Having a dose of French blood is very useful in the Old Fashioned rose business, as so many of them were bred by the French, and carry magnificent French names. For those poor people who don’t speak the lingo they can appear un pronounceable, but I guess blood will out, and I find rolling the names off my tongue a delight. Dealing with the conglomeration of vowels in the spelling also comes naturally.

water tables are waaaaay up

Back to the wearisome Winter weather…I’m happy to have made the decision to set stock the cows on both the farms this winter. They are spread out with a few locked in each paddock, and so far, due to the unusually warm weather, they are all getting enough grass to eat. It means I don’t have to brave the elements daily to move them and it keeps the mud at bay as they’re not amassing at and trampling thru gateways or galloping like mad things with excitement when they get a new paddock. Nothing more depressing than putting a herd in a paddock of soft fresh winter grass and seeing it get churned into mud in minutes! Leave that to the horses, they don’t need a new paddock to gallop in, they just gallop regardless. The horses still need daily feeding to keep their condition ok, a lot of them are standing in mud waiting, but them’s the breaks if you’re a destructive horse in Winter…

Whilst the roses are by and large having a bit of a break, you can still find splashes of colour in my rose infested garden. Down in the Shwubbewy the Magnolias are all coming out in their beautiful winey shades, and other Winter flowering shrubs make more bright spots. A suckering bush of Hypericum , which would probably appear garish in Spring or Summer, is such a cheerful site in the depths of Winter. Also the Tibouchinas are flowering, not to mention the Camellias, Gordonias and Michelias.

Of course not all the roses are “dead”…the Teas and Chinas carry on bravely producing some much appreciated Winter blooms. One or 2 of our homebred roses fit in here, Weiti Sherry, a seedling from Mutabilis stays in leaf and flower throughout the year like it’s parent, and a new kid on the block Weiti David, has managed to make a July show of much smaller than usual lemon yellow flowers. This is a seedling from Charles Austin, crossed with who knows what, but I’m guessing a Noisette judging by it’s smell and the fact that it is fully clothed in July. He’s a very thorny beast and seems to want to be a climber. True to breed, at this stage I’ve had no success at getting a cutting to strike, despite multiple attempts. Our home grown seedlings are usually very generous about growing from cuttings, but par for the course, the one with big yellow double flowers that everyone would want, won’t grow!

Back to the weather…weeks have passed and we’re on the last day of July now, which is why I really need to publish July’s blog NOW!!!

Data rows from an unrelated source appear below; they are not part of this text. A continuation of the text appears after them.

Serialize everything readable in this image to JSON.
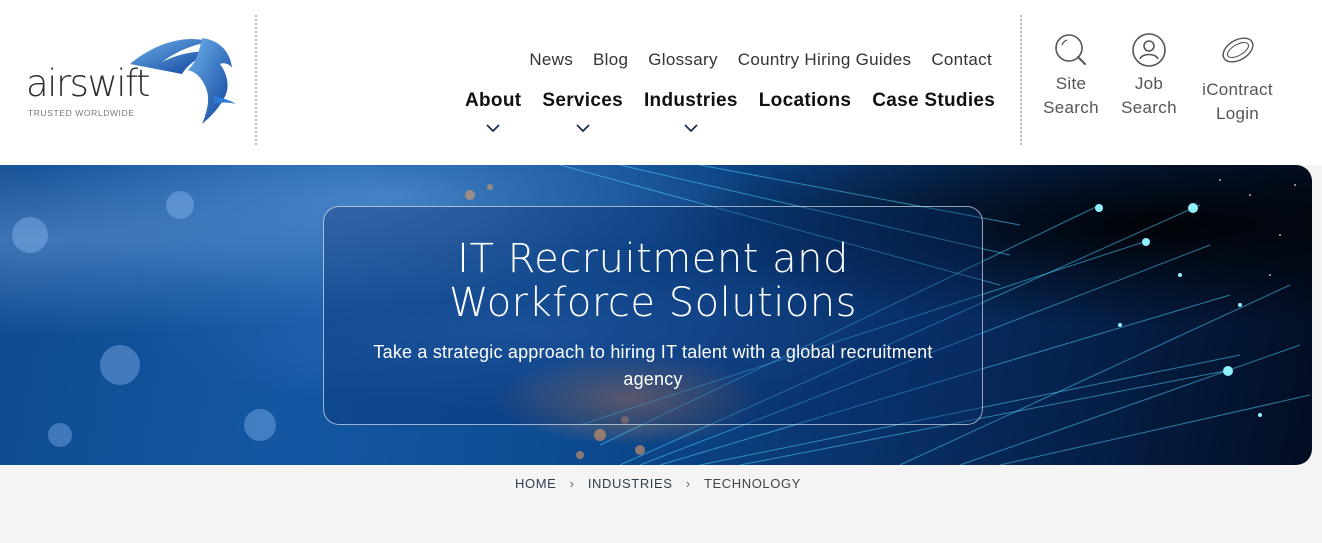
{
  "brand": {
    "name": "airswift",
    "tagline": "TRUSTED WORLDWIDE",
    "accent": "#1e6fd0"
  },
  "top_nav": [
    {
      "label": "News"
    },
    {
      "label": "Blog"
    },
    {
      "label": "Glossary"
    },
    {
      "label": "Country Hiring Guides"
    },
    {
      "label": "Contact"
    }
  ],
  "main_nav": [
    {
      "label": "About",
      "has_dropdown": true
    },
    {
      "label": "Services",
      "has_dropdown": true
    },
    {
      "label": "Industries",
      "has_dropdown": true
    },
    {
      "label": "Locations",
      "has_dropdown": false
    },
    {
      "label": "Case Studies",
      "has_dropdown": false
    }
  ],
  "tools": [
    {
      "line1": "Site",
      "line2": "Search",
      "icon": "search-icon"
    },
    {
      "line1": "Job",
      "line2": "Search",
      "icon": "user-icon"
    },
    {
      "line1": "iContract",
      "line2": "Login",
      "icon": "ring-icon"
    }
  ],
  "hero": {
    "title_line1": "IT Recruitment and",
    "title_line2": "Workforce Solutions",
    "subtitle": "Take a strategic approach to hiring IT talent with a global recruitment agency"
  },
  "breadcrumb": [
    {
      "label": "HOME"
    },
    {
      "label": "INDUSTRIES"
    },
    {
      "label": "TECHNOLOGY"
    }
  ],
  "breadcrumb_separator": "›"
}
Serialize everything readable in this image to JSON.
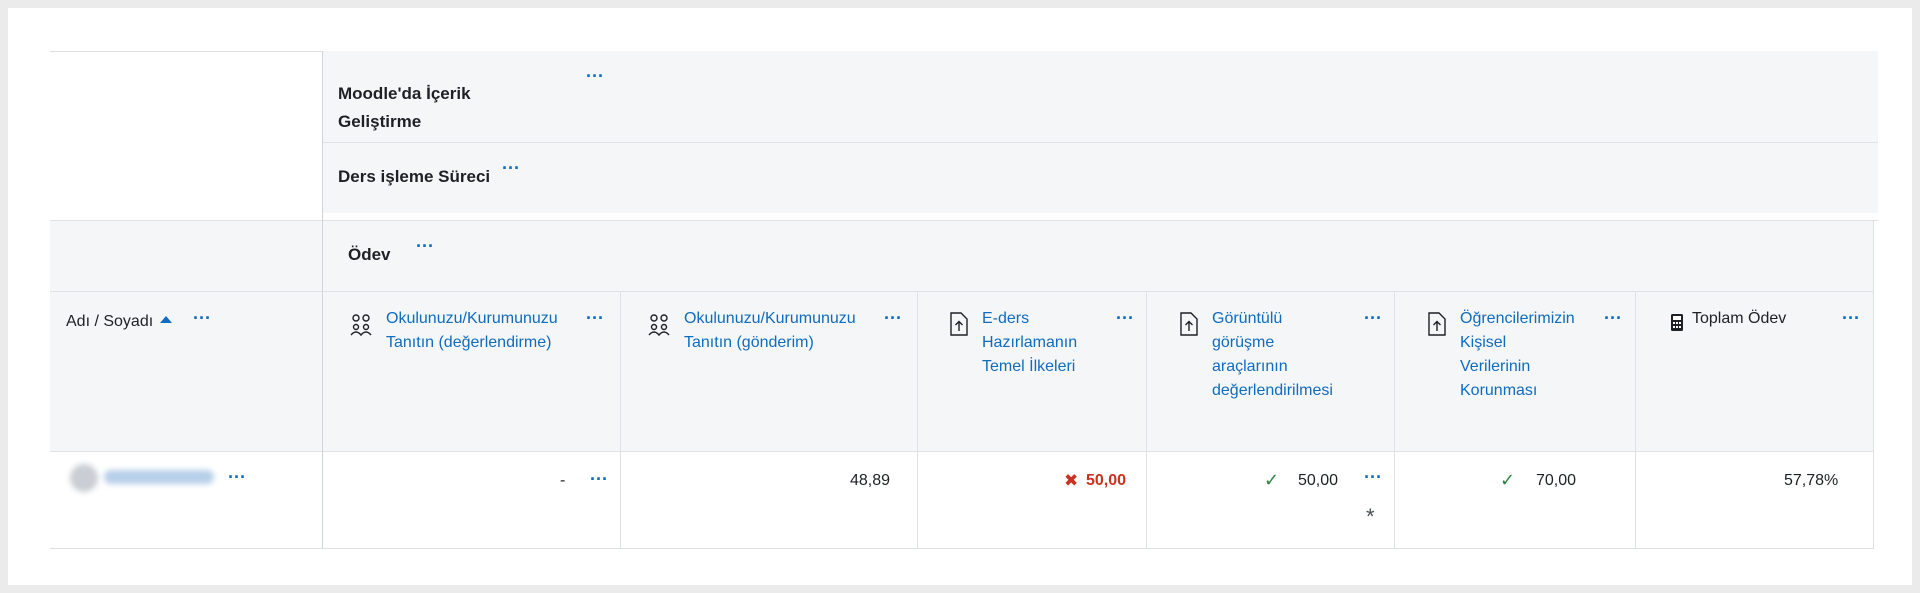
{
  "categories": {
    "top": {
      "label": "Moodle'da İçerik Geliştirme",
      "menu": "···"
    },
    "sub": {
      "label": "Ders işleme Süreci",
      "menu": "···"
    },
    "group": {
      "label": "Ödev",
      "menu": "···"
    }
  },
  "columns": {
    "name": {
      "label": "Adı / Soyadı",
      "sort_icon": "sort-asc-icon",
      "menu": "···"
    },
    "items": [
      {
        "icon": "group-icon",
        "label_lines": [
          "Okulunuzu/Kurumunuzu",
          "Tanıtın (değerlendirme)"
        ],
        "menu": "···"
      },
      {
        "icon": "group-icon",
        "label_lines": [
          "Okulunuzu/Kurumunuzu",
          "Tanıtın (gönderim)"
        ],
        "menu": "···"
      },
      {
        "icon": "assignment-upload-icon",
        "label_lines": [
          "E-ders",
          "Hazırlamanın",
          "Temel İlkeleri"
        ],
        "menu": "···"
      },
      {
        "icon": "assignment-upload-icon",
        "label_lines": [
          "Görüntülü",
          "görüşme",
          "araçlarının",
          "değerlendirilmesi"
        ],
        "menu": "···"
      },
      {
        "icon": "assignment-upload-icon",
        "label_lines": [
          "Öğrencilerimizin",
          "Kişisel",
          "Verilerinin",
          "Korunması"
        ],
        "menu": "···"
      },
      {
        "icon": "calculator-icon",
        "label_lines": [
          "Toplam Ödev"
        ],
        "menu": "···"
      }
    ]
  },
  "row": {
    "user_menu": "···",
    "grades": [
      "-",
      "48,89",
      "50,00",
      "50,00",
      "70,00",
      "57,78%"
    ],
    "grade_menus": [
      "···",
      "",
      "",
      "···",
      "",
      ""
    ],
    "grade2_marker": "✖",
    "grade3_marker": "✓",
    "grade3_asterisk": "*",
    "grade4_marker": "✓"
  },
  "colors": {
    "link": "#0f6cbf",
    "failed": "#ca3120",
    "passed": "#2e8540",
    "header_bg": "#f5f6f8"
  }
}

It’s a good morning for it as there are freezing squalls happening outside and I’m slightly broken after my gumboot slipped on a garden edge whilst carrying a large clump of Eucomis I’d dug for division a couple of days ago. I crashed to the ground (hurled the Eucomis) and took out the wheelbarrow handle with my rib cage on the way down. Everything hurts…I possibly have another cracked rib…(something I specialise in) So…July….I’ve decided there is only one good thing about July, and that’s when you get to the end of it you won’t see it for another 11 months. We’ve surpassed 300 mils of rain this July, so it’s certainly been a wet one.

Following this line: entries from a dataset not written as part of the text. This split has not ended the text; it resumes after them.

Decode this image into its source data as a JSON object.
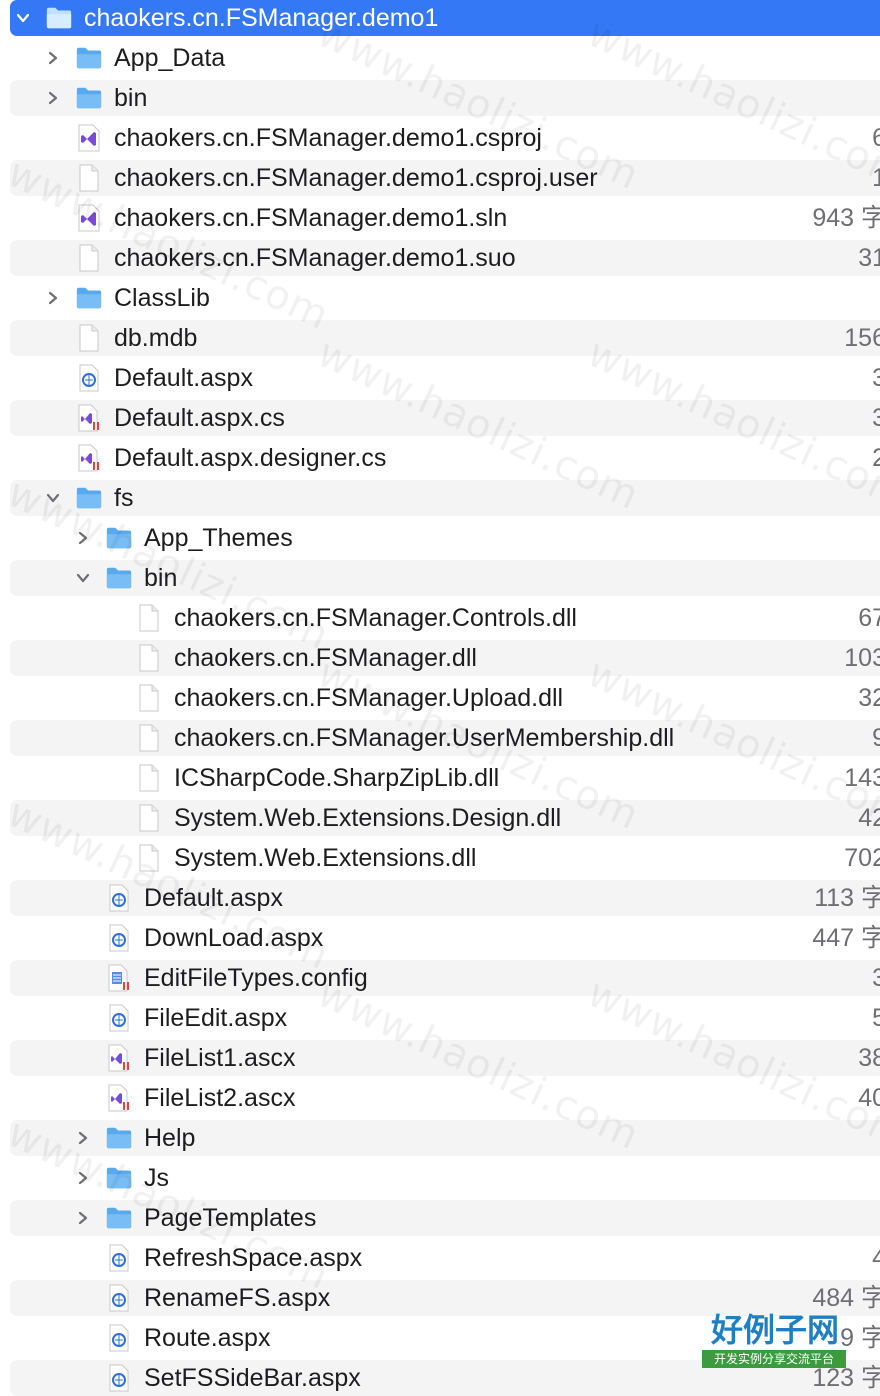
{
  "colors": {
    "selection": "#3478f6",
    "folder": "#5aa8ef",
    "stripe": "#f4f4f5",
    "vs_purple": "#7b4ad9",
    "aspx_blue": "#2f6fd6"
  },
  "tree": [
    {
      "name": "chaokers.cn.FSManager.demo1",
      "kind": "folder",
      "depth": 0,
      "expanded": true,
      "selected": true,
      "size": ""
    },
    {
      "name": "App_Data",
      "kind": "folder",
      "depth": 1,
      "expanded": false,
      "size": ""
    },
    {
      "name": "bin",
      "kind": "folder",
      "depth": 1,
      "expanded": false,
      "size": ""
    },
    {
      "name": "chaokers.cn.FSManager.demo1.csproj",
      "kind": "vs",
      "depth": 1,
      "size": "6"
    },
    {
      "name": "chaokers.cn.FSManager.demo1.csproj.user",
      "kind": "doc",
      "depth": 1,
      "size": "1"
    },
    {
      "name": "chaokers.cn.FSManager.demo1.sln",
      "kind": "vs",
      "depth": 1,
      "size": "943 字"
    },
    {
      "name": "chaokers.cn.FSManager.demo1.suo",
      "kind": "doc",
      "depth": 1,
      "size": "31"
    },
    {
      "name": "ClassLib",
      "kind": "folder",
      "depth": 1,
      "expanded": false,
      "size": ""
    },
    {
      "name": "db.mdb",
      "kind": "doc",
      "depth": 1,
      "size": "156"
    },
    {
      "name": "Default.aspx",
      "kind": "aspx",
      "depth": 1,
      "size": "3"
    },
    {
      "name": "Default.aspx.cs",
      "kind": "cs",
      "depth": 1,
      "size": "3"
    },
    {
      "name": "Default.aspx.designer.cs",
      "kind": "cs",
      "depth": 1,
      "size": "2"
    },
    {
      "name": "fs",
      "kind": "folder",
      "depth": 1,
      "expanded": true,
      "size": ""
    },
    {
      "name": "App_Themes",
      "kind": "folder",
      "depth": 2,
      "expanded": false,
      "size": ""
    },
    {
      "name": "bin",
      "kind": "folder",
      "depth": 2,
      "expanded": true,
      "size": ""
    },
    {
      "name": "chaokers.cn.FSManager.Controls.dll",
      "kind": "doc",
      "depth": 3,
      "size": "67"
    },
    {
      "name": "chaokers.cn.FSManager.dll",
      "kind": "doc",
      "depth": 3,
      "size": "103"
    },
    {
      "name": "chaokers.cn.FSManager.Upload.dll",
      "kind": "doc",
      "depth": 3,
      "size": "32"
    },
    {
      "name": "chaokers.cn.FSManager.UserMembership.dll",
      "kind": "doc",
      "depth": 3,
      "size": "9"
    },
    {
      "name": "ICSharpCode.SharpZipLib.dll",
      "kind": "doc",
      "depth": 3,
      "size": "143"
    },
    {
      "name": "System.Web.Extensions.Design.dll",
      "kind": "doc",
      "depth": 3,
      "size": "42"
    },
    {
      "name": "System.Web.Extensions.dll",
      "kind": "doc",
      "depth": 3,
      "size": "702"
    },
    {
      "name": "Default.aspx",
      "kind": "aspx",
      "depth": 2,
      "size": "113 字"
    },
    {
      "name": "DownLoad.aspx",
      "kind": "aspx",
      "depth": 2,
      "size": "447 字"
    },
    {
      "name": "EditFileTypes.config",
      "kind": "config",
      "depth": 2,
      "size": "3"
    },
    {
      "name": "FileEdit.aspx",
      "kind": "aspx",
      "depth": 2,
      "size": "5"
    },
    {
      "name": "FileList1.ascx",
      "kind": "cs",
      "depth": 2,
      "size": "38"
    },
    {
      "name": "FileList2.ascx",
      "kind": "cs",
      "depth": 2,
      "size": "40"
    },
    {
      "name": "Help",
      "kind": "folder",
      "depth": 2,
      "expanded": false,
      "size": ""
    },
    {
      "name": "Js",
      "kind": "folder",
      "depth": 2,
      "expanded": false,
      "size": ""
    },
    {
      "name": "PageTemplates",
      "kind": "folder",
      "depth": 2,
      "expanded": false,
      "size": ""
    },
    {
      "name": "RefreshSpace.aspx",
      "kind": "aspx",
      "depth": 2,
      "size": "4"
    },
    {
      "name": "RenameFS.aspx",
      "kind": "aspx",
      "depth": 2,
      "size": "484 字"
    },
    {
      "name": "Route.aspx",
      "kind": "aspx",
      "depth": 2,
      "size": "9 字"
    },
    {
      "name": "SetFSSideBar.aspx",
      "kind": "aspx",
      "depth": 2,
      "size": "123 字"
    }
  ],
  "watermark_text": "www.haolizi.com",
  "brand": {
    "title": "好例子网",
    "subtitle": "开发实例分享交流平台"
  }
}
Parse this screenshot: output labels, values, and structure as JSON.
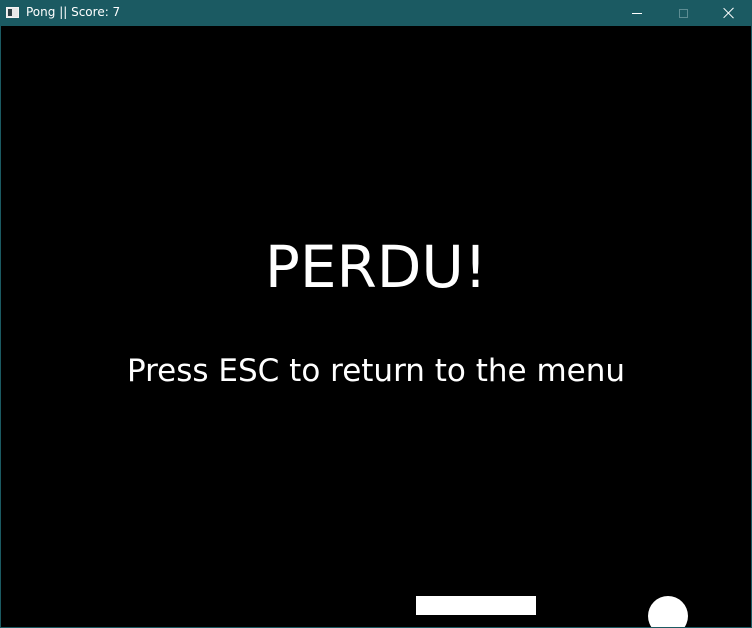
{
  "window": {
    "title": "Pong || Score: 7",
    "colors": {
      "titlebar": "#1b5a62",
      "background": "#000000",
      "foreground": "#ffffff"
    }
  },
  "controls": {
    "minimize_icon": "minimize-icon",
    "maximize_icon": "maximize-icon",
    "close_icon": "close-icon"
  },
  "game": {
    "headline": "PERDU!",
    "instruction": "Press ESC to return to the menu"
  }
}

Tomorrow will be August. Cold and usually the muddiest month, but there is light at the end of the tunnel in August. The days are noticeably longer and Spring is in the air! The Spring bulbs are definitely having their time already, the early Daffodils are very prolific this year , lots of cute Hyacinths showing their faces and already some of the Freesias and Anemones are flowering.

Delightful Cora.

My first grandchild is blooming too, looking forward to better weather for garden adventures as she turns into a genuine person at 3 months old.